According to the AP story, Helms is expected to become a coach or a manager after he’s done.  I wonder if the Marlins realize that they can hire him in that capacity even if they don’ give him 250 trips to plate next year.

Theo Epstein on sportswriters: “The life of a sportswriter is pretty lonely. You kind of work by yourself, sit there by yourself…”

CHICAGO, ILLINOIS - OCTOBER 07:  Chicago Cubs general manager Theo Epstein stands on the field during batting practice before the game between the Chicago Cubs and the San Francisco Giants at Wrigley Field on October 7, 2016 in Chicago, Illinois. (Photo by Jonathan Daniel/Getty Images)
Jonathan Daniel/Getty Images

Rick Morissey of the Chicago Sun-Times published an article on Sunday giving a bit of insight into Cubs president of baseball operations Theo Epstein. When Epsten was younger, he dabbled in sportswriting, but quickly realized the trade wasn’t for him.

As Morissey details, when Epstein was 19 years old writing for Yale’s student newspaper, he wrote an article suggesting the school’s football coach should be fired during what would become a 3-7 season. Epstein was told during the meeting that one writer would defend the coach and one would call for his job. “It was a lesson in the way that the world of journalism sometimes works. It was an eye-opener for me. I regret it, and I’ve happily moved on.”

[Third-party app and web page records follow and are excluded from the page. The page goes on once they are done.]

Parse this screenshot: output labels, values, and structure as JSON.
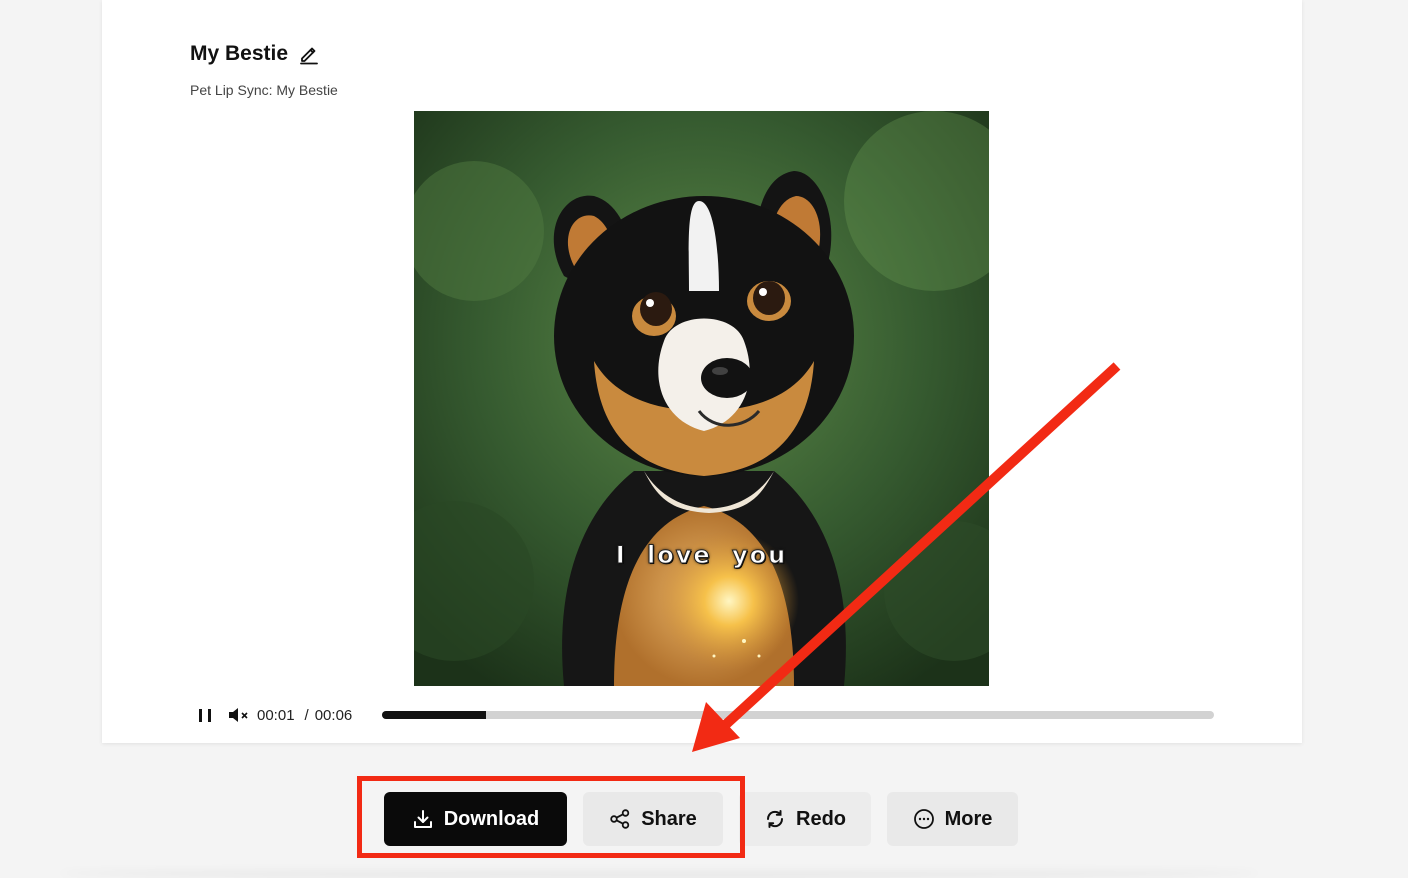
{
  "project": {
    "title": "My Bestie",
    "subtitle": "Pet Lip Sync: My Bestie"
  },
  "video": {
    "caption": "I love you",
    "current_time": "00:01",
    "duration": "00:06",
    "time_separator": "/",
    "progress_fraction": 0.125,
    "muted": true,
    "playing": true
  },
  "actions": {
    "download_label": "Download",
    "share_label": "Share",
    "redo_label": "Redo",
    "more_label": "More"
  },
  "icons": {
    "edit": "pencil-icon",
    "pause": "pause-icon",
    "mute": "speaker-muted-icon",
    "download": "download-icon",
    "share": "share-icon",
    "redo": "refresh-icon",
    "more": "ellipsis-circle-icon"
  },
  "colors": {
    "annotation": "#f22a14",
    "primary_button": "#0a0a0a",
    "secondary_button": "#e9e9e9"
  }
}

Epstein continued, “I realized I didn’t want to be a sportswriter when I was interning with the Orioles back in ’92, ’93, ’94. I did do a lot of media-relations stuff, and I saw that the life of a sportswriter is pretty lonely. You kind of work by yourself, sit there by yourself in the press box, go back to the hotel bar. Not to generalize.” He added, “But I really respect writing and respect sportswriters.”

He’s not wrong, and he seems to have found his calling as a front office executive. His Cubs are back in the World Series for the first time since 1945.

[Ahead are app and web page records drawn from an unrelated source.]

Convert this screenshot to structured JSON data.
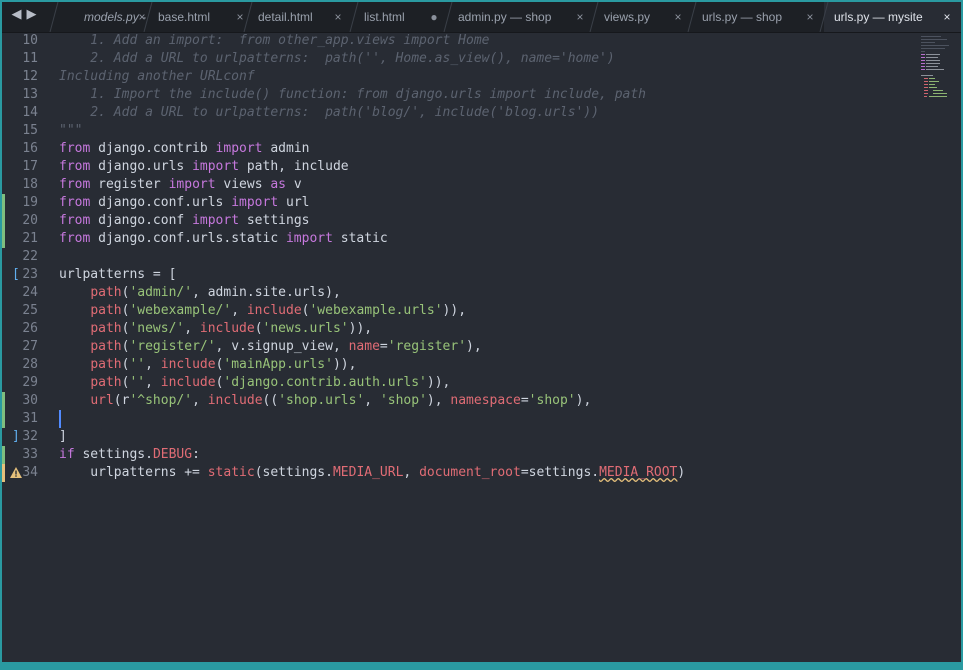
{
  "tabs": [
    {
      "label": "models.py -",
      "italic": true,
      "close": "×",
      "left": 0
    },
    {
      "label": "base.html",
      "close": "×"
    },
    {
      "label": "detail.html",
      "close": "×"
    },
    {
      "label": "list.html",
      "close": "●"
    },
    {
      "label": "admin.py — shop",
      "close": "×"
    },
    {
      "label": "views.py",
      "close": "×"
    },
    {
      "label": "urls.py — shop",
      "close": "×"
    },
    {
      "label": "urls.py — mysite",
      "close": "×",
      "active": true
    }
  ],
  "nav": {
    "back": "◀",
    "forward": "▶"
  },
  "lines": [
    {
      "n": "10",
      "code": [
        [
          "cm",
          "    1. Add an import:  from other_app.views import Home"
        ]
      ]
    },
    {
      "n": "11",
      "code": [
        [
          "cm",
          "    2. Add a URL to urlpatterns:  path('', Home.as_view(), name='home')"
        ]
      ]
    },
    {
      "n": "12",
      "code": [
        [
          "cm",
          "Including another URLconf"
        ]
      ]
    },
    {
      "n": "13",
      "code": [
        [
          "cm",
          "    1. Import the include() function: from django.urls import include, path"
        ]
      ]
    },
    {
      "n": "14",
      "code": [
        [
          "cm",
          "    2. Add a URL to urlpatterns:  path('blog/', include('blog.urls'))"
        ]
      ]
    },
    {
      "n": "15",
      "code": [
        [
          "cm",
          "\"\"\""
        ]
      ]
    },
    {
      "n": "16",
      "code": [
        [
          "kw",
          "from"
        ],
        [
          "pl",
          " django.contrib "
        ],
        [
          "kw",
          "import"
        ],
        [
          "pl",
          " admin"
        ]
      ]
    },
    {
      "n": "17",
      "code": [
        [
          "kw",
          "from"
        ],
        [
          "pl",
          " django.urls "
        ],
        [
          "kw",
          "import"
        ],
        [
          "pl",
          " path, include"
        ]
      ]
    },
    {
      "n": "18",
      "code": [
        [
          "kw",
          "from"
        ],
        [
          "pl",
          " register "
        ],
        [
          "kw",
          "import"
        ],
        [
          "pl",
          " views "
        ],
        [
          "kw",
          "as"
        ],
        [
          "pl",
          " v"
        ]
      ]
    },
    {
      "n": "19",
      "code": [
        [
          "kw",
          "from"
        ],
        [
          "pl",
          " django.conf.urls "
        ],
        [
          "kw",
          "import"
        ],
        [
          "pl",
          " url"
        ]
      ],
      "mark": "added"
    },
    {
      "n": "20",
      "code": [
        [
          "kw",
          "from"
        ],
        [
          "pl",
          " django.conf "
        ],
        [
          "kw",
          "import"
        ],
        [
          "pl",
          " settings"
        ]
      ],
      "mark": "added"
    },
    {
      "n": "21",
      "code": [
        [
          "kw",
          "from"
        ],
        [
          "pl",
          " django.conf.urls.static "
        ],
        [
          "kw",
          "import"
        ],
        [
          "pl",
          " static"
        ]
      ],
      "mark": "added"
    },
    {
      "n": "22",
      "code": []
    },
    {
      "n": "23",
      "code": [
        [
          "pl",
          "urlpatterns = ["
        ]
      ],
      "bracket": "["
    },
    {
      "n": "24",
      "code": [
        [
          "pl",
          "    "
        ],
        [
          "fn",
          "path"
        ],
        [
          "pl",
          "("
        ],
        [
          "str",
          "'admin/'"
        ],
        [
          "pl",
          ", admin.site.urls),"
        ]
      ]
    },
    {
      "n": "25",
      "code": [
        [
          "pl",
          "    "
        ],
        [
          "fn",
          "path"
        ],
        [
          "pl",
          "("
        ],
        [
          "str",
          "'webexample/'"
        ],
        [
          "pl",
          ", "
        ],
        [
          "fn",
          "include"
        ],
        [
          "pl",
          "("
        ],
        [
          "str",
          "'webexample.urls'"
        ],
        [
          "pl",
          ")),"
        ]
      ]
    },
    {
      "n": "26",
      "code": [
        [
          "pl",
          "    "
        ],
        [
          "fn",
          "path"
        ],
        [
          "pl",
          "("
        ],
        [
          "str",
          "'news/'"
        ],
        [
          "pl",
          ", "
        ],
        [
          "fn",
          "include"
        ],
        [
          "pl",
          "("
        ],
        [
          "str",
          "'news.urls'"
        ],
        [
          "pl",
          ")),"
        ]
      ]
    },
    {
      "n": "27",
      "code": [
        [
          "pl",
          "    "
        ],
        [
          "fn",
          "path"
        ],
        [
          "pl",
          "("
        ],
        [
          "str",
          "'register/'"
        ],
        [
          "pl",
          ", v.signup_view, "
        ],
        [
          "fn",
          "name"
        ],
        [
          "pl",
          "="
        ],
        [
          "str",
          "'register'"
        ],
        [
          "pl",
          "),"
        ]
      ]
    },
    {
      "n": "28",
      "code": [
        [
          "pl",
          "    "
        ],
        [
          "fn",
          "path"
        ],
        [
          "pl",
          "("
        ],
        [
          "str",
          "''"
        ],
        [
          "pl",
          ", "
        ],
        [
          "fn",
          "include"
        ],
        [
          "pl",
          "("
        ],
        [
          "str",
          "'mainApp.urls'"
        ],
        [
          "pl",
          ")),"
        ]
      ]
    },
    {
      "n": "29",
      "code": [
        [
          "pl",
          "    "
        ],
        [
          "fn",
          "path"
        ],
        [
          "pl",
          "("
        ],
        [
          "str",
          "''"
        ],
        [
          "pl",
          ", "
        ],
        [
          "fn",
          "include"
        ],
        [
          "pl",
          "("
        ],
        [
          "str",
          "'django.contrib.auth.urls'"
        ],
        [
          "pl",
          ")),"
        ]
      ]
    },
    {
      "n": "30",
      "code": [
        [
          "pl",
          "    "
        ],
        [
          "fn",
          "url"
        ],
        [
          "pl",
          "(r"
        ],
        [
          "str",
          "'^shop/'"
        ],
        [
          "pl",
          ", "
        ],
        [
          "fn",
          "include"
        ],
        [
          "pl",
          "(("
        ],
        [
          "str",
          "'shop.urls'"
        ],
        [
          "pl",
          ", "
        ],
        [
          "str",
          "'shop'"
        ],
        [
          "pl",
          "), "
        ],
        [
          "fn",
          "namespace"
        ],
        [
          "pl",
          "="
        ],
        [
          "str",
          "'shop'"
        ],
        [
          "pl",
          "),"
        ]
      ],
      "mark": "added"
    },
    {
      "n": "31",
      "code": [],
      "mark": "added",
      "cursor": true
    },
    {
      "n": "32",
      "code": [
        [
          "pl",
          "]"
        ]
      ],
      "bracket": "]"
    },
    {
      "n": "33",
      "code": [
        [
          "kw",
          "if"
        ],
        [
          "pl",
          " settings."
        ],
        [
          "fn",
          "DEBUG"
        ],
        [
          "pl",
          ":"
        ]
      ],
      "mark": "added"
    },
    {
      "n": "34",
      "code": [
        [
          "pl",
          "    urlpatterns += "
        ],
        [
          "fn",
          "static"
        ],
        [
          "pl",
          "(settings."
        ],
        [
          "fn",
          "MEDIA_URL"
        ],
        [
          "pl",
          ", "
        ],
        [
          "fn",
          "document_root"
        ],
        [
          "pl",
          "=settings."
        ],
        [
          "fn squig",
          "MEDIA_ROOT"
        ],
        [
          "pl",
          ")"
        ]
      ],
      "mark": "warn"
    }
  ],
  "colors": {
    "background": "#282c34",
    "tabbar": "#1d2025",
    "frame": "#2a9aa1"
  },
  "icons": {
    "warning": "warning-icon",
    "minimap": "minimap"
  }
}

Jason Kipnis injured his ankle celebrating the pennant with Francisco Lindor

TORONTO, ON - OCTOBER 17:  Jose Ramirez #11, Francisco Lindor #12, Jason Kipnis #22 and Mike Napoli #26 of the Cleveland Indians celebrate after defeating the Toronto Blue Jays with a score of 4 to 2 in game three of the American League Championship Series at Rogers Centre on October 17, 2016 in Toronto, Canada.  (Photo by Vaughn Ridley/Getty Images)
Vaughn Ridley/Getty Images

Indians second baseman Jason Kipnis tweeted on Sunday, “Got a little too close to [Francisco Lindor] during the celebration!! Freak accident but should be good to go by Tuesday! #cantkeepmeoutofthisgame!”

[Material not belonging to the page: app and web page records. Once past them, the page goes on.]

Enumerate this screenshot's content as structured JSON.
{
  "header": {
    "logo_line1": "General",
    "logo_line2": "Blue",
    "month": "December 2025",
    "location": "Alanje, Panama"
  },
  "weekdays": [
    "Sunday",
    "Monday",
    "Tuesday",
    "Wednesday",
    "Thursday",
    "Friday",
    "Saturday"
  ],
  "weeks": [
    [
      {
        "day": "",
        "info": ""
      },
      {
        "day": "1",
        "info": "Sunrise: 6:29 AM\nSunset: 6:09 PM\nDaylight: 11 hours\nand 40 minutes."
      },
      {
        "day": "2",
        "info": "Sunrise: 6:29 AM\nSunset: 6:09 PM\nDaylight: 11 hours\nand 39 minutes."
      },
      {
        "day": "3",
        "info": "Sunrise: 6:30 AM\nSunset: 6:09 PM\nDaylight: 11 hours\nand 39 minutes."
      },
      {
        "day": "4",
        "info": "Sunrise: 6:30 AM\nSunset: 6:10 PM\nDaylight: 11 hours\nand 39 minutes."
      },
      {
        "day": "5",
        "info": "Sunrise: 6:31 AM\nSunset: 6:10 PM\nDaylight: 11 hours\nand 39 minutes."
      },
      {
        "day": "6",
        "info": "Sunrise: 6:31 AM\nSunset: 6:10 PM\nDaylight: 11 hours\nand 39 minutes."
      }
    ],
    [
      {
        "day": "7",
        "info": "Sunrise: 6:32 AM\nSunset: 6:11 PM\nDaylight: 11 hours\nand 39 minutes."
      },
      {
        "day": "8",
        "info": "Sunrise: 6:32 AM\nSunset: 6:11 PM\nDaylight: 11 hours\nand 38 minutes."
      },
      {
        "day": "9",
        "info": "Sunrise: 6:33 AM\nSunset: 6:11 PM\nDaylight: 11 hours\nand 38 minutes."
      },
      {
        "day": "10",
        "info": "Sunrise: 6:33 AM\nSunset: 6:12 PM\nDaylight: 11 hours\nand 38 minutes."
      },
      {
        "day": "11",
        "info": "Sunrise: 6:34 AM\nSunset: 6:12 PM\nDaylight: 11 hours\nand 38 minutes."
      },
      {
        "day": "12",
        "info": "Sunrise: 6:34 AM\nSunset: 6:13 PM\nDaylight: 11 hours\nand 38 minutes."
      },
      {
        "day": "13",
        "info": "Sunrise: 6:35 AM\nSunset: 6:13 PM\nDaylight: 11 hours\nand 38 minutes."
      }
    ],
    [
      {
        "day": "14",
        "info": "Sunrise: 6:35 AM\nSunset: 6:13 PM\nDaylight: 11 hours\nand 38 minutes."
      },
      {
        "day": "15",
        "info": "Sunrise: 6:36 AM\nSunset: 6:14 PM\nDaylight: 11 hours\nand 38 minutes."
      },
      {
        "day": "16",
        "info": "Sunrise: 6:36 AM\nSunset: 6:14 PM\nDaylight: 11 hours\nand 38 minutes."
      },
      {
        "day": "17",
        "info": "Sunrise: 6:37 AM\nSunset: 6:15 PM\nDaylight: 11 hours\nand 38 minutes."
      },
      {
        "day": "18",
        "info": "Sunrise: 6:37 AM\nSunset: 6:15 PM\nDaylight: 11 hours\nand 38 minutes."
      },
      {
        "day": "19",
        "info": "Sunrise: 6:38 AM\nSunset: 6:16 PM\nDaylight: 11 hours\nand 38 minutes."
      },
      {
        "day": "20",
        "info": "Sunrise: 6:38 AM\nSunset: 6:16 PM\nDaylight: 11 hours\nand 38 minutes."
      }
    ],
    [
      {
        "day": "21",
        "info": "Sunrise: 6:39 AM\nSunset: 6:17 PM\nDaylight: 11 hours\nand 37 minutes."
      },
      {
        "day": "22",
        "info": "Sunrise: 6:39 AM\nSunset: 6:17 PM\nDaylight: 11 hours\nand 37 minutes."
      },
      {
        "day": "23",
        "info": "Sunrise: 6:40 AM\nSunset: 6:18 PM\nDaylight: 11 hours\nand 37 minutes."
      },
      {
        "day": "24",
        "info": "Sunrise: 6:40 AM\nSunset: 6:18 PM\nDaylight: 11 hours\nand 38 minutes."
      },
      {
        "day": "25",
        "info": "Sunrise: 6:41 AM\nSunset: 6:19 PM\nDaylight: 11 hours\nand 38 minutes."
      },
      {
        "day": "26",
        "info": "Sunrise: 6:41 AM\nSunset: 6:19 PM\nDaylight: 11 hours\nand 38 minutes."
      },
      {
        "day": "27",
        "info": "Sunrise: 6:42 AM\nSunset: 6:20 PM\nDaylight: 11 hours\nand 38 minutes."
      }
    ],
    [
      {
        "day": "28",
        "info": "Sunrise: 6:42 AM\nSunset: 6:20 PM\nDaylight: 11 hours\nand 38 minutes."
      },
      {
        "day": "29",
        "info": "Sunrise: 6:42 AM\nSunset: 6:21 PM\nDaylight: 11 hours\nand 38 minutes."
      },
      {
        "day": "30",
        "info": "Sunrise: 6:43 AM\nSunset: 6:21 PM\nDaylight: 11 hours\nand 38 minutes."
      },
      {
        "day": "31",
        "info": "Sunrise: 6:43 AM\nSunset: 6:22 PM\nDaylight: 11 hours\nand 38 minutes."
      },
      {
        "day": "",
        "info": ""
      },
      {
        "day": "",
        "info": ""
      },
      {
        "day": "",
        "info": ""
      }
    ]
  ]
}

Per’s Jordan Bastian, manager Terry Francona said Kipnis is dealing with a low ankle sprain, but he’s expected to be ready to go when the World Series begins on Tuesday. Kipnis went through fielding drills on Sunday.

Kipnis is hitting .167/.219/.367 with a pair of homers and four RBI in eight games this postseason.